The Italian Renaissance (15th to early 17th centuries) initiated immense civilizational innovations with the invention of perspective, the measurement of space, and the construction of complex mechanical machines. The basis of the 3rd Renaissance is that artists and scientists use comparable tools in the digital age. In addition to the current politicization of art, there is also a tendency towards its scientification. This becomes visible in the exhibition.
A common »pool of tools«
For a long time, art and science diverged. Art was primarily oriented toward things that could be perceived by the human eye. It remained within the horizon of natural perception. Science begins beyond natural perception. It has been observing the world with instruments since the 16th century. In this way it advanced to the hitherto inaccessible »res invisibiles« of the microcosm and the macrocosm.
With the rise of technical media, a turning point had come: artists began to take an interest in the use of "scientific" tools. Today, both disciplines increasingly work with the same tools, methods, and programs. This common »pool of tools« points to the beginning of a new renaissance, similarly realized by the Italian Renaissance. Leonardo da Vinci discussed in his »Trattato della Pittura« (around 1500): "Se la pittura è scienza o no" and came to the conclusion: painting is a science.

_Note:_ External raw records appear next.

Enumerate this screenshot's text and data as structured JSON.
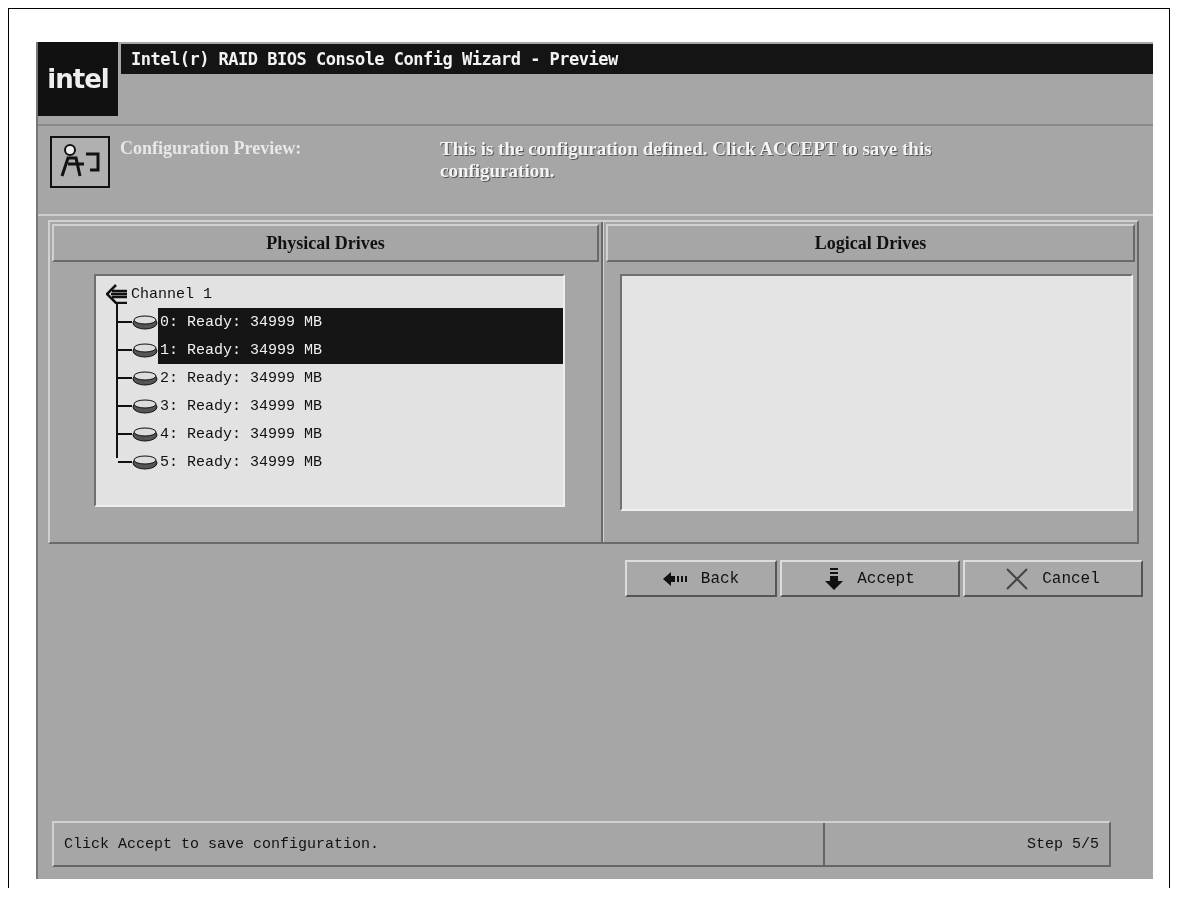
{
  "logo": {
    "text": "intel"
  },
  "window": {
    "title": "Intel(r) RAID BIOS Console Config Wizard - Preview"
  },
  "section": {
    "label": "Configuration Preview:",
    "description": "This is the configuration defined. Click ACCEPT to save this configuration."
  },
  "panels": [
    {
      "title": "Physical Drives"
    },
    {
      "title": "Logical Drives"
    }
  ],
  "tree": {
    "label": "Channel 1",
    "expanded": true,
    "children": [
      {
        "label": "0: Ready: 34999 MB",
        "selected": true
      },
      {
        "label": "1: Ready: 34999 MB",
        "selected": true
      },
      {
        "label": "2: Ready: 34999 MB",
        "selected": false
      },
      {
        "label": "3: Ready: 34999 MB",
        "selected": false
      },
      {
        "label": "4: Ready: 34999 MB",
        "selected": false
      },
      {
        "label": "5: Ready: 34999 MB",
        "selected": false
      }
    ]
  },
  "buttons": [
    {
      "kind": "back",
      "label": "Back"
    },
    {
      "kind": "accept",
      "label": "Accept"
    },
    {
      "kind": "cancel",
      "label": "Cancel"
    }
  ],
  "status_bar": {
    "message": "Click Accept to save configuration.",
    "step": "Step 5/5"
  }
}
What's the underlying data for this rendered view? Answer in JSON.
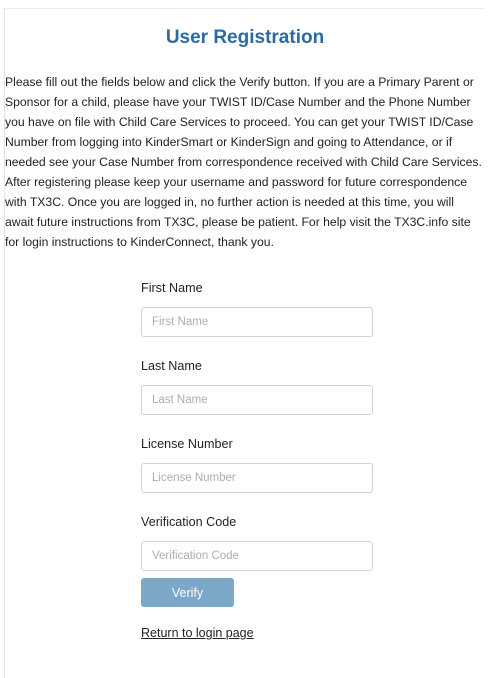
{
  "page": {
    "title": "User Registration",
    "intro": "Please fill out the fields below and click the Verify button. If you are a Primary Parent or Sponsor for a child, please have your TWIST ID/Case Number and the Phone Number you have on file with Child Care Services to proceed. You can get your TWIST ID/Case Number from logging into KinderSmart or KinderSign and going to Attendance, or if needed see your Case Number from correspondence received with Child Care Services. After registering please keep your username and password for future correspondence with TX3C. Once you are logged in, no further action is needed at this time, you will await future instructions from TX3C, please be patient. For help visit the TX3C.info site for login instructions to KinderConnect, thank you."
  },
  "form": {
    "first_name": {
      "label": "First Name",
      "placeholder": "First Name",
      "value": ""
    },
    "last_name": {
      "label": "Last Name",
      "placeholder": "Last Name",
      "value": ""
    },
    "license_number": {
      "label": "License Number",
      "placeholder": "License Number",
      "value": ""
    },
    "verification_code": {
      "label": "Verification Code",
      "placeholder": "Verification Code",
      "value": ""
    },
    "verify_label": "Verify",
    "return_link": "Return to login page"
  },
  "colors": {
    "title": "#2b6aa3",
    "button": "#7ba7c9"
  }
}
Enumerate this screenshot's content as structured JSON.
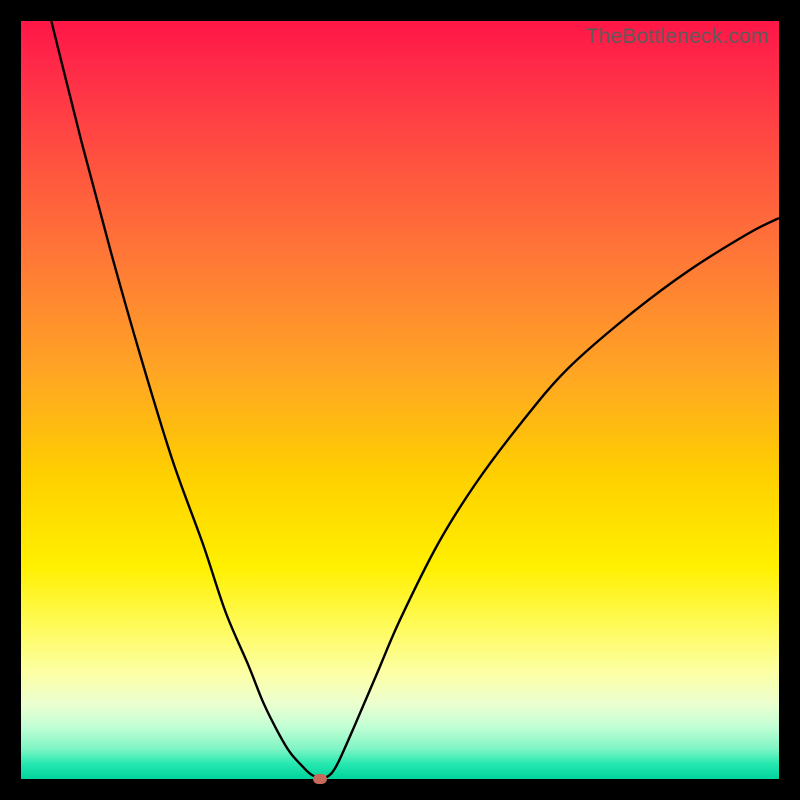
{
  "watermark": "TheBottleneck.com",
  "colors": {
    "frame": "#000000",
    "curve": "#000000",
    "marker": "#c66b5c",
    "gradient_top": "#ff1647",
    "gradient_bottom": "#00d49b"
  },
  "chart_data": {
    "type": "line",
    "title": "",
    "xlabel": "",
    "ylabel": "",
    "xlim": [
      0,
      100
    ],
    "ylim": [
      0,
      100
    ],
    "series": [
      {
        "name": "bottleneck-curve",
        "x": [
          0,
          4,
          8,
          12,
          16,
          20,
          24,
          27,
          30,
          32,
          34,
          35.5,
          37,
          38,
          38.8,
          39.5,
          40,
          41,
          42,
          44,
          47,
          50,
          55,
          60,
          66,
          72,
          80,
          88,
          96,
          100
        ],
        "values": [
          116,
          100,
          84,
          69,
          55,
          42,
          31,
          22,
          15,
          10,
          6,
          3.5,
          1.8,
          0.8,
          0.3,
          0.1,
          0.1,
          0.8,
          2.5,
          7,
          14,
          21,
          31,
          39,
          47,
          54,
          61,
          67,
          72,
          74
        ]
      }
    ],
    "marker": {
      "x": 39.5,
      "y": 0
    },
    "background": "vertical-gradient-red-to-green",
    "grid": false,
    "legend": false
  }
}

The Dawn of a New Renaissance
The exhibition presents contemporary approaches of artists who, on the one hand, continue the lines of research of the preceding renaissances and, on the other, open up new fields of research. It also features convincing parallel research or elective affinities between science and art. The focus is on a new culture of tools. On the basis of 35 media art positions, it provides insights into artistic laboratory situations and artistic-scientific collaborations that open up a shared multidisciplinary "Wissensfeld" (base of knowledge) for the 21st century — from biochemistry to genetic engineering and information design to neuroscience and unconventional computing.

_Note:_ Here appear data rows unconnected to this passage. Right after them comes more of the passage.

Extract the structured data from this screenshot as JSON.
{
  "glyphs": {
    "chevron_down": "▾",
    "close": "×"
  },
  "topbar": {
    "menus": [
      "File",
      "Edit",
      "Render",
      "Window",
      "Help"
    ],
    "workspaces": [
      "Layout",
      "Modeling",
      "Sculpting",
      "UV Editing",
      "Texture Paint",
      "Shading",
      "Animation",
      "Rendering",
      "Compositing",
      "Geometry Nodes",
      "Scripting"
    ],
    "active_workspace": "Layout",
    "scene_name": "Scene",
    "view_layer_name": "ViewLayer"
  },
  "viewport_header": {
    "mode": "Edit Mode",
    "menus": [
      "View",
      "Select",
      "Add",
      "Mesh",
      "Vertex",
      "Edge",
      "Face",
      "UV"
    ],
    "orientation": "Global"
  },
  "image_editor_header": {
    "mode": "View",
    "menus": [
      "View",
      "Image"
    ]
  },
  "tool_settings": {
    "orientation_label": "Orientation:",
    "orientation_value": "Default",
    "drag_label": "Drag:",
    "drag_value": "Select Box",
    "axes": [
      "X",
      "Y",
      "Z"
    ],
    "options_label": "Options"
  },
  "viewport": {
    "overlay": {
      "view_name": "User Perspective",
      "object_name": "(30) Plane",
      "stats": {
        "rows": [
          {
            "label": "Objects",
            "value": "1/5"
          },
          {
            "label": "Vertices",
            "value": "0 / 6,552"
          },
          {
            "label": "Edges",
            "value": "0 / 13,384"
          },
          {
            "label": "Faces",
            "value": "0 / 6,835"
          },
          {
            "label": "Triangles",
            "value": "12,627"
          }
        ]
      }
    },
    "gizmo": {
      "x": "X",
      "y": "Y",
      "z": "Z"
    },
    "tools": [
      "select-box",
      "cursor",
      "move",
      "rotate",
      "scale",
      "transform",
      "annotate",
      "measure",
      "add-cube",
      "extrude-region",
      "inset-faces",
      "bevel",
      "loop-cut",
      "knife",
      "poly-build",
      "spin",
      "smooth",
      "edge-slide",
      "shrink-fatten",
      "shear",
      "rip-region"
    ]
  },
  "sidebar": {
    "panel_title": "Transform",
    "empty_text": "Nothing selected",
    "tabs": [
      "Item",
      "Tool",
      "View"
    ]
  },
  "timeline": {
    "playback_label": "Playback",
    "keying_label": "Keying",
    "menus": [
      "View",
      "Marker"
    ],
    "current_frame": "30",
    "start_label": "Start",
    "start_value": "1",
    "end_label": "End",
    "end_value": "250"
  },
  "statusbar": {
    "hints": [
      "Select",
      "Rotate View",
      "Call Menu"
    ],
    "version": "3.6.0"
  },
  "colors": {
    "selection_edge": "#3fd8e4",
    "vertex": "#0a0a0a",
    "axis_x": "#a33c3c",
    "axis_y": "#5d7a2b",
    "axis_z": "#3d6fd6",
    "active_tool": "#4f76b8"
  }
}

With an extensive physical and digital outreach program, »Renaissance 3.0« offers spaces to discuss current technologies and findings and explore fields of knowledge within the alliance of media art and science.